<<<<
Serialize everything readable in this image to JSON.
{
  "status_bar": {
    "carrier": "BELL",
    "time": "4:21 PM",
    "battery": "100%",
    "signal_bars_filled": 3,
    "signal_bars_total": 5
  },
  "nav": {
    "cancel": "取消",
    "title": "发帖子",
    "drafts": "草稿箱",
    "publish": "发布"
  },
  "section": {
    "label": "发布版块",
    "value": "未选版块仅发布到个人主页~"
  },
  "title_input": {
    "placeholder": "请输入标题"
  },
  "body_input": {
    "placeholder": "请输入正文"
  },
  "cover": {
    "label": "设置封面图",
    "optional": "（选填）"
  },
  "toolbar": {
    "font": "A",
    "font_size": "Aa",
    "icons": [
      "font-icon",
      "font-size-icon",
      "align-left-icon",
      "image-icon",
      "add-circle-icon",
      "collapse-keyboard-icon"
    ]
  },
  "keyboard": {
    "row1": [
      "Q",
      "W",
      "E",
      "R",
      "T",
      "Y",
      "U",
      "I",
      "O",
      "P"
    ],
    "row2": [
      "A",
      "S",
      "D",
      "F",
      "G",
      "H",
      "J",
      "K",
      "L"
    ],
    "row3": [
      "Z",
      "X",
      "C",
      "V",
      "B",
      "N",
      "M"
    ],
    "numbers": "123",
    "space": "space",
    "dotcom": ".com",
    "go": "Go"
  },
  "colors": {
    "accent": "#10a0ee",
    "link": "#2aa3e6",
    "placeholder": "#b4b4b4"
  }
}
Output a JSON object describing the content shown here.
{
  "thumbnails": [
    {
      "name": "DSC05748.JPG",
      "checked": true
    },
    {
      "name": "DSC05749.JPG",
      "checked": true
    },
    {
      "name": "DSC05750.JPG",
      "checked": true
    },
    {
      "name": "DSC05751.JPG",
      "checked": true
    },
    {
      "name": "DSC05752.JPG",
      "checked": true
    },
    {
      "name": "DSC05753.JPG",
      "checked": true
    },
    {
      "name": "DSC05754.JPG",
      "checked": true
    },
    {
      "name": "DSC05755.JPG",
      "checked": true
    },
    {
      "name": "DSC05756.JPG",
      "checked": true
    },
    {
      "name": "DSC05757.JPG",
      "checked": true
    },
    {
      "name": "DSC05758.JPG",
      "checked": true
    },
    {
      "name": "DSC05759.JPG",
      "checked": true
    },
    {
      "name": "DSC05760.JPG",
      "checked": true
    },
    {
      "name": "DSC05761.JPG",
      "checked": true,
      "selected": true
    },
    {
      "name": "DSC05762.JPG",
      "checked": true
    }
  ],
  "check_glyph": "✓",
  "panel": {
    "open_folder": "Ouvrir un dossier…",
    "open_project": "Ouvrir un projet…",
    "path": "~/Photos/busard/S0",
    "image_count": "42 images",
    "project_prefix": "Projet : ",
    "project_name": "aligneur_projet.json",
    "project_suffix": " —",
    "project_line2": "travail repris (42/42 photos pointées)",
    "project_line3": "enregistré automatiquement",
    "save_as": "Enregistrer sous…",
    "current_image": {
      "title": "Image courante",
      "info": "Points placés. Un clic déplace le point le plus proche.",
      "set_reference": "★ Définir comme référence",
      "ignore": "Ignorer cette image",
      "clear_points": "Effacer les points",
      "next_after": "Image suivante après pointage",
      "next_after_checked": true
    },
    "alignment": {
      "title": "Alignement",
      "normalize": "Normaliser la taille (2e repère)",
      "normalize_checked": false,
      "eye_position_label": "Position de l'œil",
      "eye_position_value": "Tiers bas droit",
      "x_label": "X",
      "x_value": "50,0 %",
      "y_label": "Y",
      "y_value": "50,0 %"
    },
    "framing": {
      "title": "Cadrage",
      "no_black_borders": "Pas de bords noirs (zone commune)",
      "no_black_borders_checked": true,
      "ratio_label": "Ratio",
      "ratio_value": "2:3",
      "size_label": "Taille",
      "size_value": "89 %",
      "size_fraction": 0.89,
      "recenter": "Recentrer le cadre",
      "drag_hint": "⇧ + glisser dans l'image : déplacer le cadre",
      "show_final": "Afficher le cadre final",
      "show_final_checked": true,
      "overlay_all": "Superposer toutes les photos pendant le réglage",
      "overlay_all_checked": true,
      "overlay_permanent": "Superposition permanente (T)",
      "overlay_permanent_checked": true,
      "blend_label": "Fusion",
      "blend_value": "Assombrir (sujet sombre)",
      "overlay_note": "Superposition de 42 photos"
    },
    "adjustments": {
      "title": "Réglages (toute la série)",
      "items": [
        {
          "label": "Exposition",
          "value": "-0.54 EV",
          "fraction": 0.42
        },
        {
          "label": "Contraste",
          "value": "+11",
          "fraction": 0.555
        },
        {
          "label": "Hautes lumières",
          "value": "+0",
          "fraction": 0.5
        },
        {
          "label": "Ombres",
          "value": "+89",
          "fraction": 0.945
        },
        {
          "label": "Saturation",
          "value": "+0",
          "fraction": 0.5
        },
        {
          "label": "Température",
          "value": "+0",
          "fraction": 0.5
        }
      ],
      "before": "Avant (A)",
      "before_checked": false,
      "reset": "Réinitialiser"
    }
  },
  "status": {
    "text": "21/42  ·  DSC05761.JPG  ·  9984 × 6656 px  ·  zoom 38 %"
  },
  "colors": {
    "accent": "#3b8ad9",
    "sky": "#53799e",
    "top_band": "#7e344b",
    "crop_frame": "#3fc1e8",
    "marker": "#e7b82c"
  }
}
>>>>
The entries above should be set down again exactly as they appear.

Serialize everything readable in this image to JSON.
{
  "status_bar": {
    "carrier": "BELL",
    "time": "4:21 PM",
    "battery": "100%",
    "signal_bars_filled": 3,
    "signal_bars_total": 5
  },
  "nav": {
    "cancel": "取消",
    "title": "发帖子",
    "drafts": "草稿箱",
    "publish": "发布"
  },
  "section": {
    "label": "发布版块",
    "value": "未选版块仅发布到个人主页~"
  },
  "title_input": {
    "placeholder": "请输入标题"
  },
  "body_input": {
    "placeholder": "请输入正文"
  },
  "cover": {
    "label": "设置封面图",
    "optional": "（选填）"
  },
  "toolbar": {
    "font": "A",
    "font_size": "Aa",
    "icons": [
      "font-icon",
      "font-size-icon",
      "align-left-icon",
      "image-icon",
      "add-circle-icon",
      "collapse-keyboard-icon"
    ]
  },
  "keyboard": {
    "row1": [
      "Q",
      "W",
      "E",
      "R",
      "T",
      "Y",
      "U",
      "I",
      "O",
      "P"
    ],
    "row2": [
      "A",
      "S",
      "D",
      "F",
      "G",
      "H",
      "J",
      "K",
      "L"
    ],
    "row3": [
      "Z",
      "X",
      "C",
      "V",
      "B",
      "N",
      "M"
    ],
    "numbers": "123",
    "space": "space",
    "dotcom": ".com",
    "go": "Go"
  },
  "colors": {
    "accent": "#10a0ee",
    "link": "#2aa3e6",
    "placeholder": "#b4b4b4"
  }
}
Output a JSON object describing the content shown here.
{
  "thumbnails": [
    {
      "name": "DSC05748.JPG",
      "checked": true
    },
    {
      "name": "DSC05749.JPG",
      "checked": true
    },
    {
      "name": "DSC05750.JPG",
      "checked": true
    },
    {
      "name": "DSC05751.JPG",
      "checked": true
    },
    {
      "name": "DSC05752.JPG",
      "checked": true
    },
    {
      "name": "DSC05753.JPG",
      "checked": true
    },
    {
      "name": "DSC05754.JPG",
      "checked": true
    },
    {
      "name": "DSC05755.JPG",
      "checked": true
    },
    {
      "name": "DSC05756.JPG",
      "checked": true
    },
    {
      "name": "DSC05757.JPG",
      "checked": true
    },
    {
      "name": "DSC05758.JPG",
      "checked": true
    },
    {
      "name": "DSC05759.JPG",
      "checked": true
    },
    {
      "name": "DSC05760.JPG",
      "checked": true
    },
    {
      "name": "DSC05761.JPG",
      "checked": true,
      "selected": true
    },
    {
      "name": "DSC05762.JPG",
      "checked": true
    }
  ],
  "check_glyph": "✓",
  "panel": {
    "open_folder": "Ouvrir un dossier…",
    "open_project": "Ouvrir un projet…",
    "path": "~/Photos/busard/S0",
    "image_count": "42 images",
    "project_prefix": "Projet : ",
    "project_name": "aligneur_projet.json",
    "project_suffix": " —",
    "project_line2": "travail repris (42/42 photos pointées)",
    "project_line3": "enregistré automatiquement",
    "save_as": "Enregistrer sous…",
    "current_image": {
      "title": "Image courante",
      "info": "Points placés. Un clic déplace le point le plus proche.",
      "set_reference": "★ Définir comme référence",
      "ignore": "Ignorer cette image",
      "clear_points": "Effacer les points",
      "next_after": "Image suivante après pointage",
      "next_after_checked": true
    },
    "alignment": {
      "title": "Alignement",
      "normalize": "Normaliser la taille (2e repère)",
      "normalize_checked": false,
      "eye_position_label": "Position de l'œil",
      "eye_position_value": "Tiers bas droit",
      "x_label": "X",
      "x_value": "50,0 %",
      "y_label": "Y",
      "y_value": "50,0 %"
    },
    "framing": {
      "title": "Cadrage",
      "no_black_borders": "Pas de bords noirs (zone commune)",
      "no_black_borders_checked": true,
      "ratio_label": "Ratio",
      "ratio_value": "2:3",
      "size_label": "Taille",
      "size_value": "89 %",
      "size_fraction": 0.89,
      "recenter": "Recentrer le cadre",
      "drag_hint": "⇧ + glisser dans l'image : déplacer le cadre",
      "show_final": "Afficher le cadre final",
      "show_final_checked": true,
      "overlay_all": "Superposer toutes les photos pendant le réglage",
      "overlay_all_checked": true,
      "overlay_permanent": "Superposition permanente (T)",
      "overlay_permanent_checked": true,
      "blend_label": "Fusion",
      "blend_value": "Assombrir (sujet sombre)",
      "overlay_note": "Superposition de 42 photos"
    },
    "adjustments": {
      "title": "Réglages (toute la série)",
      "items": [
        {
          "label": "Exposition",
          "value": "-0.54 EV",
          "fraction": 0.42
        },
        {
          "label": "Contraste",
          "value": "+11",
          "fraction": 0.555
        },
        {
          "label": "Hautes lumières",
          "value": "+0",
          "fraction": 0.5
        },
        {
          "label": "Ombres",
          "value": "+89",
          "fraction": 0.945
        },
        {
          "label": "Saturation",
          "value": "+0",
          "fraction": 0.5
        },
        {
          "label": "Température",
          "value": "+0",
          "fraction": 0.5
        }
      ],
      "before": "Avant (A)",
      "before_checked": false,
      "reset": "Réinitialiser"
    }
  },
  "status": {
    "text": "21/42  ·  DSC05761.JPG  ·  9984 × 6656 px  ·  zoom 38 %"
  },
  "colors": {
    "accent": "#3b8ad9",
    "sky": "#53799e",
    "top_band": "#7e344b",
    "crop_frame": "#3fc1e8",
    "marker": "#e7b82c"
  }
}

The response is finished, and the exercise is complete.